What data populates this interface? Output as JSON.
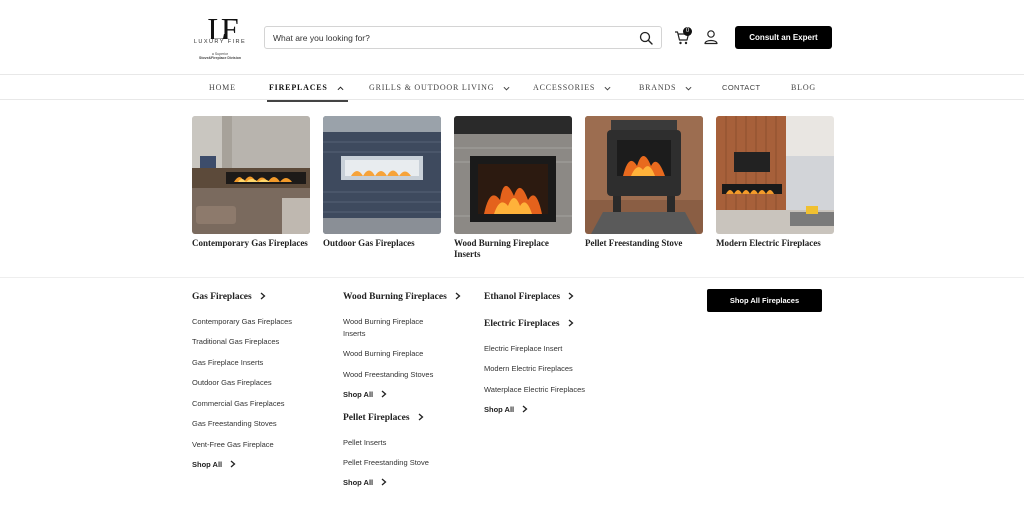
{
  "brand": {
    "logo_mark": "LF",
    "logo_name": "LUXURY FIRE",
    "logo_sub1": "a Superior",
    "logo_sub2": "Stove&Fireplace Division"
  },
  "search": {
    "placeholder": "What are you looking for?"
  },
  "cart": {
    "count": "0"
  },
  "header": {
    "consult_label": "Consult an Expert"
  },
  "nav": {
    "home": "HOME",
    "fireplaces": "FIREPLACES",
    "grills": "GRILLS & OUTDOOR LIVING",
    "accessories": "ACCESSORIES",
    "brands": "BRANDS",
    "contact": "CONTACT",
    "blog": "BLOG"
  },
  "categories": [
    {
      "label": "Contemporary Gas Fireplaces"
    },
    {
      "label": "Outdoor Gas Fireplaces"
    },
    {
      "label": "Wood Burning Fireplace Inserts"
    },
    {
      "label": "Pellet Freestanding Stove"
    },
    {
      "label": "Modern Electric Fireplaces"
    }
  ],
  "gas": {
    "heading": "Gas Fireplaces",
    "links": [
      "Contemporary Gas Fireplaces",
      "Traditional Gas Fireplaces",
      "Gas Fireplace Inserts",
      "Outdoor Gas Fireplaces",
      "Commercial Gas Fireplaces",
      "Gas Freestanding Stoves",
      "Vent-Free Gas Fireplace"
    ],
    "shop_all": "Shop All"
  },
  "wood": {
    "heading": "Wood Burning Fireplaces",
    "links": [
      "Wood Burning Fireplace Inserts",
      "Wood Burning Fireplace",
      "Wood Freestanding Stoves"
    ],
    "shop_all": "Shop All"
  },
  "pellet": {
    "heading": "Pellet Fireplaces",
    "links": [
      "Pellet Inserts",
      "Pellet Freestanding Stove"
    ],
    "shop_all": "Shop All"
  },
  "ethanol": {
    "heading": "Ethanol Fireplaces"
  },
  "electric": {
    "heading": "Electric Fireplaces",
    "links": [
      "Electric Fireplace Insert",
      "Modern Electric Fireplaces",
      "Waterplace Electric Fireplaces"
    ],
    "shop_all": "Shop All"
  },
  "shop_all_button": "Shop All Fireplaces"
}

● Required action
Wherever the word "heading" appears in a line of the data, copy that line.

● Output for this task
    "heading": "Gas Fireplaces",
    "heading": "Wood Burning Fireplaces",
    "heading": "Pellet Fireplaces",
    "heading": "Ethanol Fireplaces"
    "heading": "Electric Fireplaces",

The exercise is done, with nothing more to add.